This includes developing a budget and a plan of works that satisfies Auckland Council bureaucrats and his property developer colleagues who are busy marketing the 39-storey apartment complex that will surround it. He also has to nail down likely contributors of the $60 million-plus the project is likely to cost.
Most of us, in his shoes, would want at least one of the above hurdles conquered before popping a champagne cork in celebration. Not Mr Bielby.
Tonight, he, Mayor Len Brown and celebrity frock designer Dame Trelise Cooper will celebrate the restoration of, wait for it, the foyer of the St James, with a "glamorous" catwalk show. By the end of the month, the foyer - dubbed "St James Lane" - will open as a 50-seat licensed daytime cafe.

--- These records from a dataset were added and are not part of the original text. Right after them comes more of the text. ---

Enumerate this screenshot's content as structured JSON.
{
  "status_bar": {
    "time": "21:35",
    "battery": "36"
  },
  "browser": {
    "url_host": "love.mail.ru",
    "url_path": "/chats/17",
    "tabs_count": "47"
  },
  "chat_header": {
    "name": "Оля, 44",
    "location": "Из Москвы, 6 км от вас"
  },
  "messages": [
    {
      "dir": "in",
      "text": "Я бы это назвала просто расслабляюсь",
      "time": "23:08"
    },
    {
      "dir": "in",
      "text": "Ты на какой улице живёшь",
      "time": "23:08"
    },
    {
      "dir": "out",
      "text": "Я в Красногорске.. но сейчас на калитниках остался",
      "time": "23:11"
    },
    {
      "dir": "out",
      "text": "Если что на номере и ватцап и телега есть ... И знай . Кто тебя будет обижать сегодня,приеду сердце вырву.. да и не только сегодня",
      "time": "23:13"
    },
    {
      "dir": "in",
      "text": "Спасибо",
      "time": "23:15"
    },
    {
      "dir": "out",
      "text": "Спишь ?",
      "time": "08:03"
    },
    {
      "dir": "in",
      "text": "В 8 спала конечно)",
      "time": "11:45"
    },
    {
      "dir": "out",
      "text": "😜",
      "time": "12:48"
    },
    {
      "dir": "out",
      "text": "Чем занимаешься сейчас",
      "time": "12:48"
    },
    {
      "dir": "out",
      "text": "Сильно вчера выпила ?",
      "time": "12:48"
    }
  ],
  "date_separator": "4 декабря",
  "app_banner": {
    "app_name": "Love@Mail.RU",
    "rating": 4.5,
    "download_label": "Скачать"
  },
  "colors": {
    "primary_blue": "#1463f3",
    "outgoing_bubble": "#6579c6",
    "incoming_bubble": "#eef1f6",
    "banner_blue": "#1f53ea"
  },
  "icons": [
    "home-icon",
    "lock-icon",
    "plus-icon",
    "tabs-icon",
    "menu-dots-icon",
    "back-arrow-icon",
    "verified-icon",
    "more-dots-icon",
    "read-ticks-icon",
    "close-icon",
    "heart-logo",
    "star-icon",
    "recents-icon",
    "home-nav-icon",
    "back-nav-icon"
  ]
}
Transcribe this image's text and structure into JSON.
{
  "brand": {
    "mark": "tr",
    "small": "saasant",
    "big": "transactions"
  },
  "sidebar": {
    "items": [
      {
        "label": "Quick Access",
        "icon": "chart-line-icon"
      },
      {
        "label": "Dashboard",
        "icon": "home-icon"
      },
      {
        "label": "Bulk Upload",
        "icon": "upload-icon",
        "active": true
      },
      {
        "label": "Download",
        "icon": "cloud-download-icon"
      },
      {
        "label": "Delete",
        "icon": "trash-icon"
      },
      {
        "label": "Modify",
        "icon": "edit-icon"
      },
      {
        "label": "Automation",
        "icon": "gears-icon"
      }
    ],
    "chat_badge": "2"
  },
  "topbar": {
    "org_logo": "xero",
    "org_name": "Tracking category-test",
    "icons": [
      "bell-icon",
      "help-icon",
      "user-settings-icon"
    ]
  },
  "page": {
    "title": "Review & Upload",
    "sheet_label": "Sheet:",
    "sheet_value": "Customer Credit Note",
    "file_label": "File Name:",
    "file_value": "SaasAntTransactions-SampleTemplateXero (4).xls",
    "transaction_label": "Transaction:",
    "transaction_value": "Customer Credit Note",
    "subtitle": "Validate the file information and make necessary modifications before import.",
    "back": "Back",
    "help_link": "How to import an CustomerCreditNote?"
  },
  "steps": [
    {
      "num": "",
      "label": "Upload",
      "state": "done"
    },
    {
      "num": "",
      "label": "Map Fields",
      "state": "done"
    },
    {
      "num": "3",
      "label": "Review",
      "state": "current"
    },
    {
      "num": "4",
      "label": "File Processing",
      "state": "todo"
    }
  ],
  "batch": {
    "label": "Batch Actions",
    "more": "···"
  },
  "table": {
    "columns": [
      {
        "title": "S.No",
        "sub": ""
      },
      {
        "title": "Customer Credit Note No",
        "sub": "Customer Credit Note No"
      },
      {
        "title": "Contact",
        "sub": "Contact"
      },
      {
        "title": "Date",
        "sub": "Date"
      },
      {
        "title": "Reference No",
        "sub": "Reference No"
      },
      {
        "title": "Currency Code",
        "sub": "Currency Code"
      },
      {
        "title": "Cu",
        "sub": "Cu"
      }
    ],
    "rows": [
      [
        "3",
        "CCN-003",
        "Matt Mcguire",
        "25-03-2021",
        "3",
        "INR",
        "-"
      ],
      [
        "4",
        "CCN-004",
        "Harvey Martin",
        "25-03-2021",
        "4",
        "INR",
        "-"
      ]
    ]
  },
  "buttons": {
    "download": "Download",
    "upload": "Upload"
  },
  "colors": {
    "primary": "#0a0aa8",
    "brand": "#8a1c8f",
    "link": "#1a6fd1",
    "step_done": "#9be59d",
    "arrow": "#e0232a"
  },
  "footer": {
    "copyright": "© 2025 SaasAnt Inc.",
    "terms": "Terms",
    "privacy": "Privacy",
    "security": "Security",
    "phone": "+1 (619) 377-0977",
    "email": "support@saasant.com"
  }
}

It's his way of signalling the theatre, which has been closed for eight years, is back in business. Well, sort of, anyway. Reinforcing the message will be a May 2 public concert of local bands in the former stalls area. Hopefully, Mr Bielby will have removed his car from the stage by then. He's been garaging it there in recent days to avoid the mayor's voracious parking police.
Mr Bielby is the principal trustee of the Auckland Notable Properties Trust, created in 2013 by his Target retail chain family. Knowing of the trust's previous interest in the St James, Auckland Council pointed property developer Lijun Li of Relianz Holdings in Mr Bielby's direction when Mr Li last year told council officials of his plans to buy the site.

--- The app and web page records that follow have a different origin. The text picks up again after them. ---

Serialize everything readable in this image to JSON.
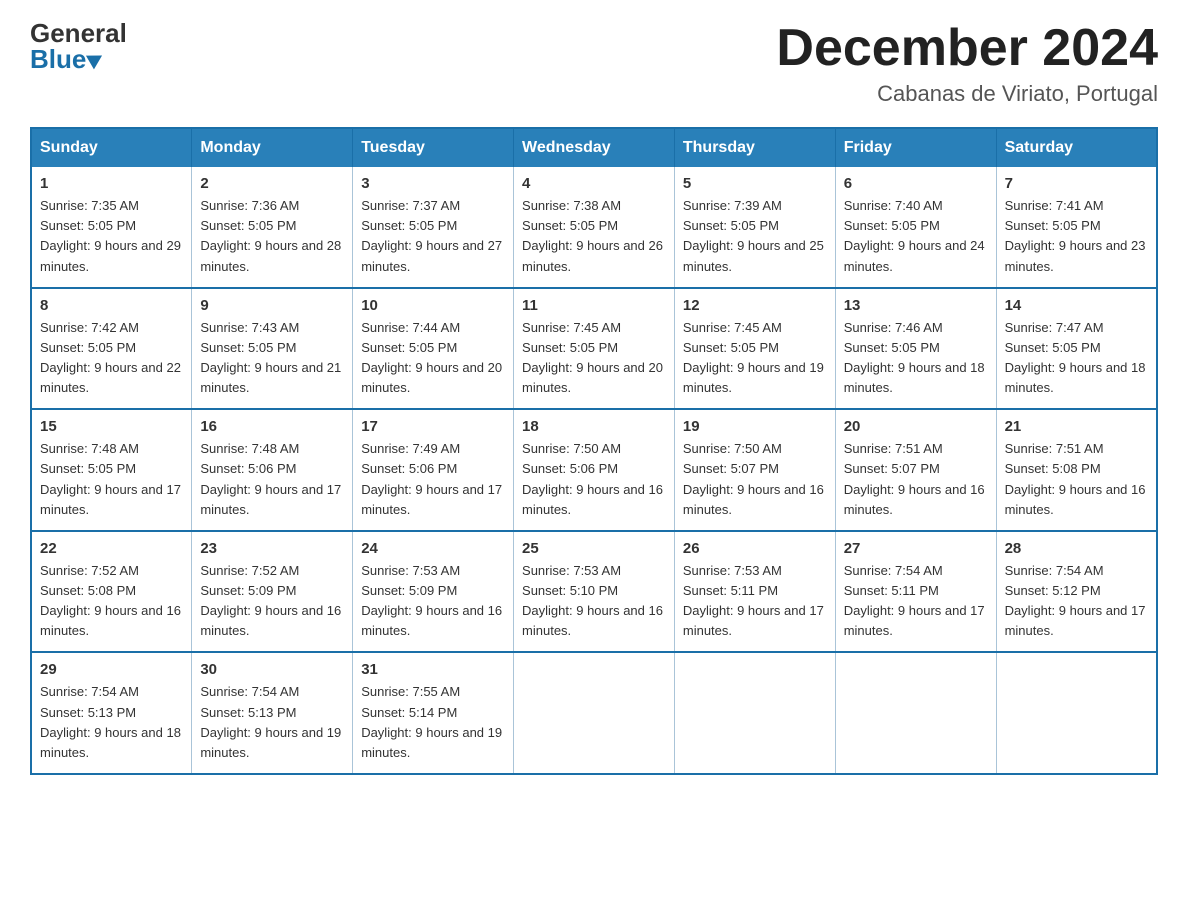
{
  "header": {
    "logo_general": "General",
    "logo_blue": "Blue",
    "month_title": "December 2024",
    "location": "Cabanas de Viriato, Portugal"
  },
  "calendar": {
    "days_of_week": [
      "Sunday",
      "Monday",
      "Tuesday",
      "Wednesday",
      "Thursday",
      "Friday",
      "Saturday"
    ],
    "weeks": [
      [
        {
          "day": "1",
          "sunrise": "7:35 AM",
          "sunset": "5:05 PM",
          "daylight": "9 hours and 29 minutes."
        },
        {
          "day": "2",
          "sunrise": "7:36 AM",
          "sunset": "5:05 PM",
          "daylight": "9 hours and 28 minutes."
        },
        {
          "day": "3",
          "sunrise": "7:37 AM",
          "sunset": "5:05 PM",
          "daylight": "9 hours and 27 minutes."
        },
        {
          "day": "4",
          "sunrise": "7:38 AM",
          "sunset": "5:05 PM",
          "daylight": "9 hours and 26 minutes."
        },
        {
          "day": "5",
          "sunrise": "7:39 AM",
          "sunset": "5:05 PM",
          "daylight": "9 hours and 25 minutes."
        },
        {
          "day": "6",
          "sunrise": "7:40 AM",
          "sunset": "5:05 PM",
          "daylight": "9 hours and 24 minutes."
        },
        {
          "day": "7",
          "sunrise": "7:41 AM",
          "sunset": "5:05 PM",
          "daylight": "9 hours and 23 minutes."
        }
      ],
      [
        {
          "day": "8",
          "sunrise": "7:42 AM",
          "sunset": "5:05 PM",
          "daylight": "9 hours and 22 minutes."
        },
        {
          "day": "9",
          "sunrise": "7:43 AM",
          "sunset": "5:05 PM",
          "daylight": "9 hours and 21 minutes."
        },
        {
          "day": "10",
          "sunrise": "7:44 AM",
          "sunset": "5:05 PM",
          "daylight": "9 hours and 20 minutes."
        },
        {
          "day": "11",
          "sunrise": "7:45 AM",
          "sunset": "5:05 PM",
          "daylight": "9 hours and 20 minutes."
        },
        {
          "day": "12",
          "sunrise": "7:45 AM",
          "sunset": "5:05 PM",
          "daylight": "9 hours and 19 minutes."
        },
        {
          "day": "13",
          "sunrise": "7:46 AM",
          "sunset": "5:05 PM",
          "daylight": "9 hours and 18 minutes."
        },
        {
          "day": "14",
          "sunrise": "7:47 AM",
          "sunset": "5:05 PM",
          "daylight": "9 hours and 18 minutes."
        }
      ],
      [
        {
          "day": "15",
          "sunrise": "7:48 AM",
          "sunset": "5:05 PM",
          "daylight": "9 hours and 17 minutes."
        },
        {
          "day": "16",
          "sunrise": "7:48 AM",
          "sunset": "5:06 PM",
          "daylight": "9 hours and 17 minutes."
        },
        {
          "day": "17",
          "sunrise": "7:49 AM",
          "sunset": "5:06 PM",
          "daylight": "9 hours and 17 minutes."
        },
        {
          "day": "18",
          "sunrise": "7:50 AM",
          "sunset": "5:06 PM",
          "daylight": "9 hours and 16 minutes."
        },
        {
          "day": "19",
          "sunrise": "7:50 AM",
          "sunset": "5:07 PM",
          "daylight": "9 hours and 16 minutes."
        },
        {
          "day": "20",
          "sunrise": "7:51 AM",
          "sunset": "5:07 PM",
          "daylight": "9 hours and 16 minutes."
        },
        {
          "day": "21",
          "sunrise": "7:51 AM",
          "sunset": "5:08 PM",
          "daylight": "9 hours and 16 minutes."
        }
      ],
      [
        {
          "day": "22",
          "sunrise": "7:52 AM",
          "sunset": "5:08 PM",
          "daylight": "9 hours and 16 minutes."
        },
        {
          "day": "23",
          "sunrise": "7:52 AM",
          "sunset": "5:09 PM",
          "daylight": "9 hours and 16 minutes."
        },
        {
          "day": "24",
          "sunrise": "7:53 AM",
          "sunset": "5:09 PM",
          "daylight": "9 hours and 16 minutes."
        },
        {
          "day": "25",
          "sunrise": "7:53 AM",
          "sunset": "5:10 PM",
          "daylight": "9 hours and 16 minutes."
        },
        {
          "day": "26",
          "sunrise": "7:53 AM",
          "sunset": "5:11 PM",
          "daylight": "9 hours and 17 minutes."
        },
        {
          "day": "27",
          "sunrise": "7:54 AM",
          "sunset": "5:11 PM",
          "daylight": "9 hours and 17 minutes."
        },
        {
          "day": "28",
          "sunrise": "7:54 AM",
          "sunset": "5:12 PM",
          "daylight": "9 hours and 17 minutes."
        }
      ],
      [
        {
          "day": "29",
          "sunrise": "7:54 AM",
          "sunset": "5:13 PM",
          "daylight": "9 hours and 18 minutes."
        },
        {
          "day": "30",
          "sunrise": "7:54 AM",
          "sunset": "5:13 PM",
          "daylight": "9 hours and 19 minutes."
        },
        {
          "day": "31",
          "sunrise": "7:55 AM",
          "sunset": "5:14 PM",
          "daylight": "9 hours and 19 minutes."
        },
        null,
        null,
        null,
        null
      ]
    ]
  }
}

The trust is now overseeing the St James, which has to be protected - though not necessarily restored - as part of the apartment skyscraper's resource consent.

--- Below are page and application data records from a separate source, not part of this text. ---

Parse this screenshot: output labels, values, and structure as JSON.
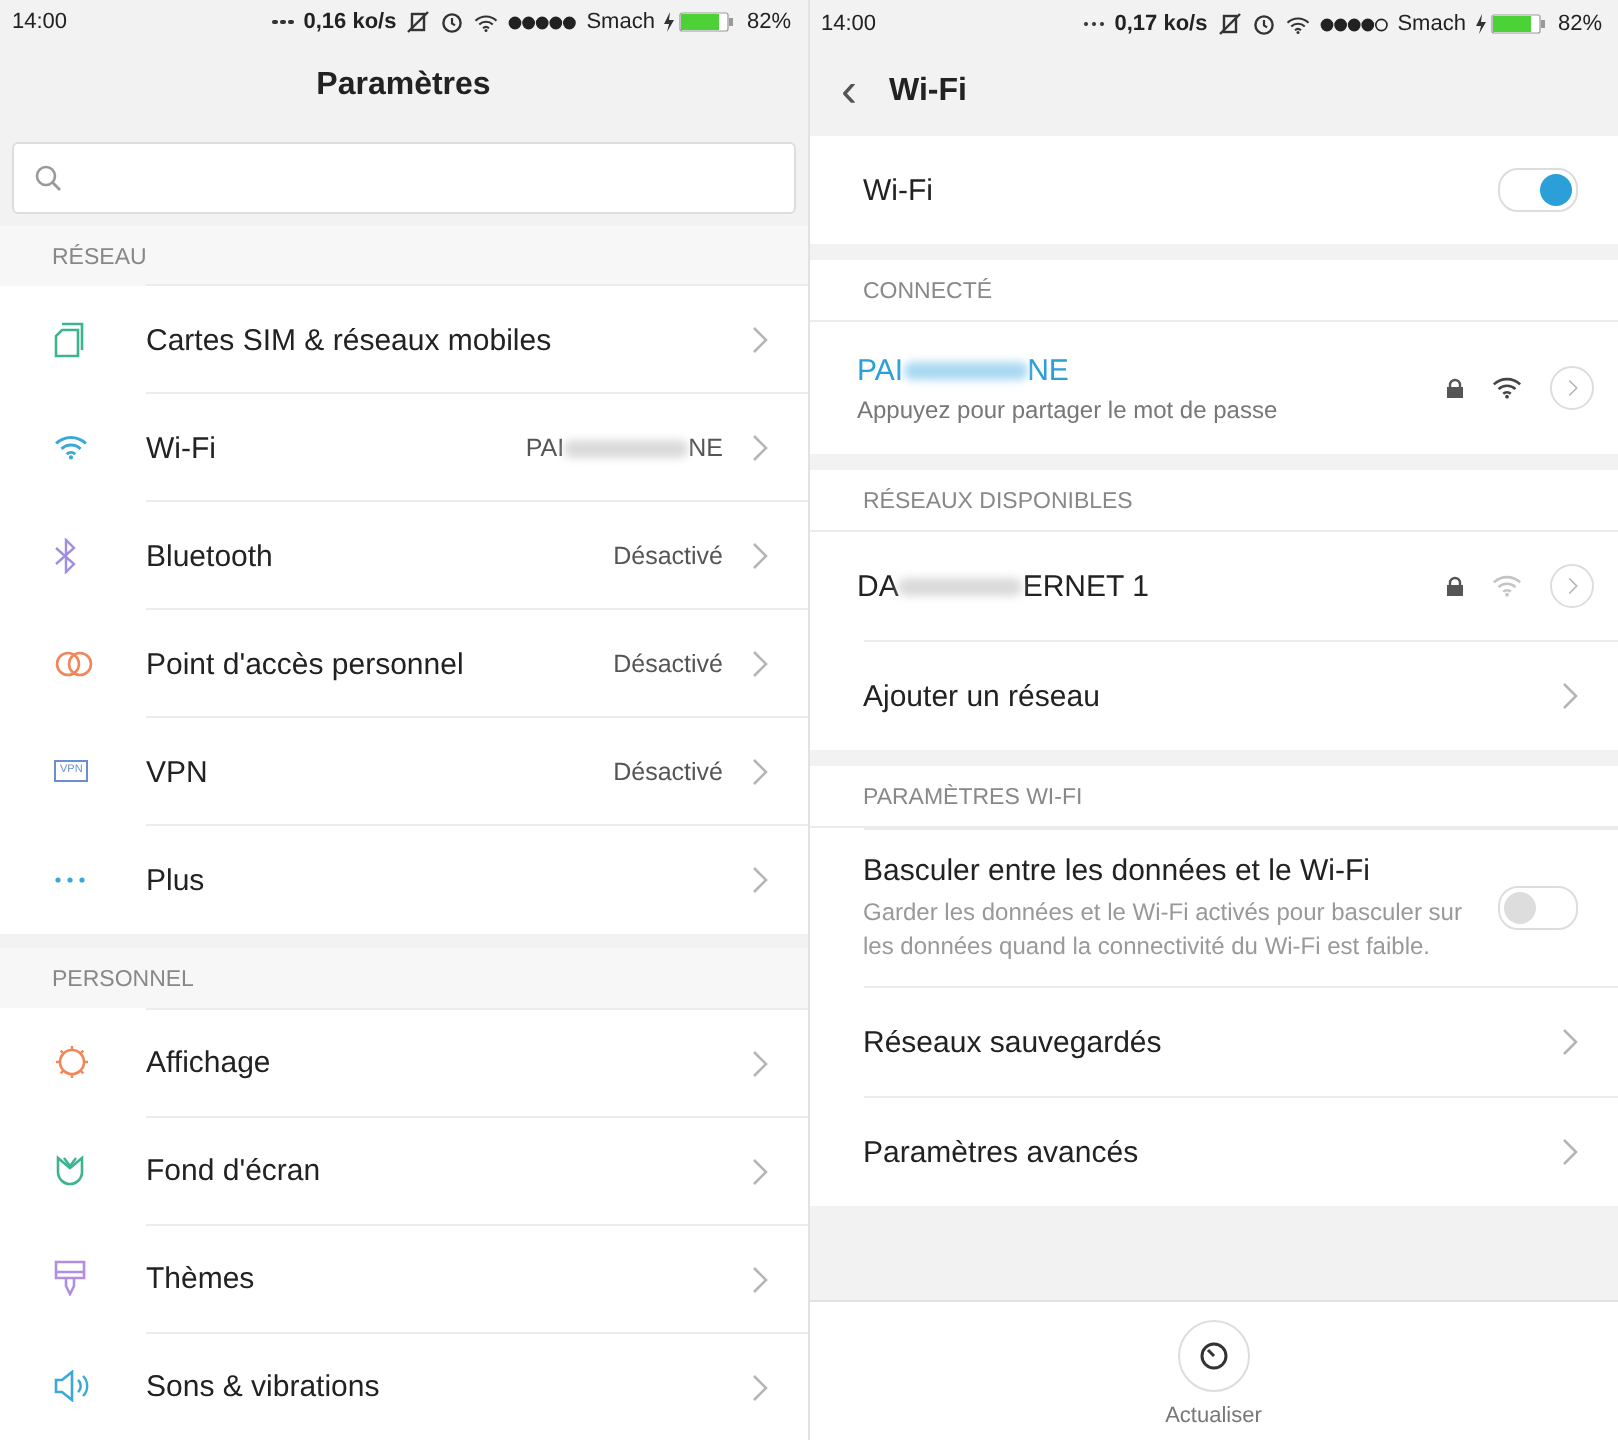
{
  "status_bars": [
    {
      "time": "14:00",
      "speed": "0,16 ko/s",
      "carrier": "Smach",
      "battery": "82%"
    },
    {
      "time": "14:00",
      "speed": "0,17 ko/s",
      "carrier": "Smach",
      "battery": "82%"
    }
  ],
  "settings": {
    "title": "Paramètres",
    "sections": [
      {
        "header": "RÉSEAU",
        "items": [
          {
            "kind": "sim",
            "label": "Cartes SIM & réseaux mobiles"
          },
          {
            "kind": "wifi",
            "label": "Wi-Fi",
            "value_start": "PAI",
            "value_end": "NE"
          },
          {
            "kind": "bluetooth",
            "label": "Bluetooth",
            "value": "Désactivé"
          },
          {
            "kind": "hotspot",
            "label": "Point d'accès personnel",
            "value": "Désactivé"
          },
          {
            "kind": "vpn",
            "label": "VPN",
            "value": "Désactivé",
            "icon_text": "VPN"
          },
          {
            "kind": "more",
            "label": "Plus"
          }
        ]
      },
      {
        "header": "PERSONNEL",
        "items": [
          {
            "kind": "display",
            "label": "Affichage"
          },
          {
            "kind": "wallpaper",
            "label": "Fond d'écran"
          },
          {
            "kind": "themes",
            "label": "Thèmes"
          },
          {
            "kind": "sound",
            "label": "Sons & vibrations"
          }
        ]
      }
    ]
  },
  "wifi": {
    "back": "‹",
    "title": "Wi-Fi",
    "toggle": {
      "label": "Wi-Fi",
      "on": true
    },
    "connected": {
      "header": "CONNECTÉ",
      "networks": [
        {
          "name_start": "PAI",
          "name_end": "NE",
          "subtitle": "Appuyez pour partager le mot de passe",
          "locked": true,
          "connected": true
        }
      ]
    },
    "available": {
      "header": "RÉSEAUX DISPONIBLES",
      "networks": [
        {
          "name_start": "DA",
          "name_end": "ERNET 1",
          "locked": true,
          "connected": false
        }
      ],
      "add": "Ajouter un réseau"
    },
    "options": {
      "header": "PARAMÈTRES WI-FI",
      "items": [
        {
          "kind": "toggle",
          "label": "Basculer entre les données et le Wi-Fi",
          "description": "Garder les données et le Wi-Fi activés pour basculer sur les données quand la connectivité du Wi-Fi est faible.",
          "on": false
        },
        {
          "kind": "link",
          "label": "Réseaux sauvegardés"
        },
        {
          "kind": "link",
          "label": "Paramètres avancés"
        }
      ]
    },
    "refresh": {
      "label": "Actualiser"
    }
  }
}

To Mr Bielby, mothballing the St James is not really an option. Under the resource consent, the two walls of the theatre adjacent to the new tower blocks have to be seismically strengthened anyway, which could lead to the weakening of the other two walls if then left unrestored.
One option being considered is to adopt the base isolation seismic protection method used for the Beehive and other parliamentary buildings, placing the theatre on huge rubber bearing pads which absorb any earthquake shocks.
He says that with cranes and experts on site, it makes economic sense to restore the theatre as the new towers go up. Given that the theatre is on the ground floor, the end result could be that the theatre is the first building on site to be completed, beating the overall 2018 target date for the whole site.
At Mr Bielby's side on Wednesday, advising on the foyer restoration, was George Farrant, Auckland City's heritage mastermind during the restoration of the Town Hall and Civic Theatre, and now on loan from Auckland Council as part of its support for the project.
Mr Farrant had unearthed a 1930 coloured postcard of the then recently opened theatre, to back his hunch that the plaster goddesses gracing the foyer were originally ivory coloured - not the later brownish "bronze" that Mr Bielby rather fancied. Ivory won.
Mr Farrant also tracked down the grandson of the Italian migrant tile layer, who had laid the original terrazzo flooring. The grandson now ran the family firm, had found the original "recipes" for the foyer's terrazzo floor tiles in the family files, and was due in to repair several large cracks.
As the two enthused about the job in hand, interrupting with questions about funding seemed like blaspheming in church. Talk about running away from home and joining the circus. In an earlier interview, Mr Bielby told me his goal was not necessarily perfection; "shabby chic" would be okay. That's still the goal.
In the past, there have been grandiose plans to enlarge the stage area and provide better backstage facilities. With the back of the stage wall on the boundary and hard up against a neighbouring property that's not for sale, that's not an option for now at least. Anyway, he's happy with a restoration of what is there. Why duplicate what is already available at the Aotea or Civic theatres, he asks.
He sees it as a less expensive venue for local shows, travelling bands, comedians and the like. The stuff that made the St James a loved venue before it closed.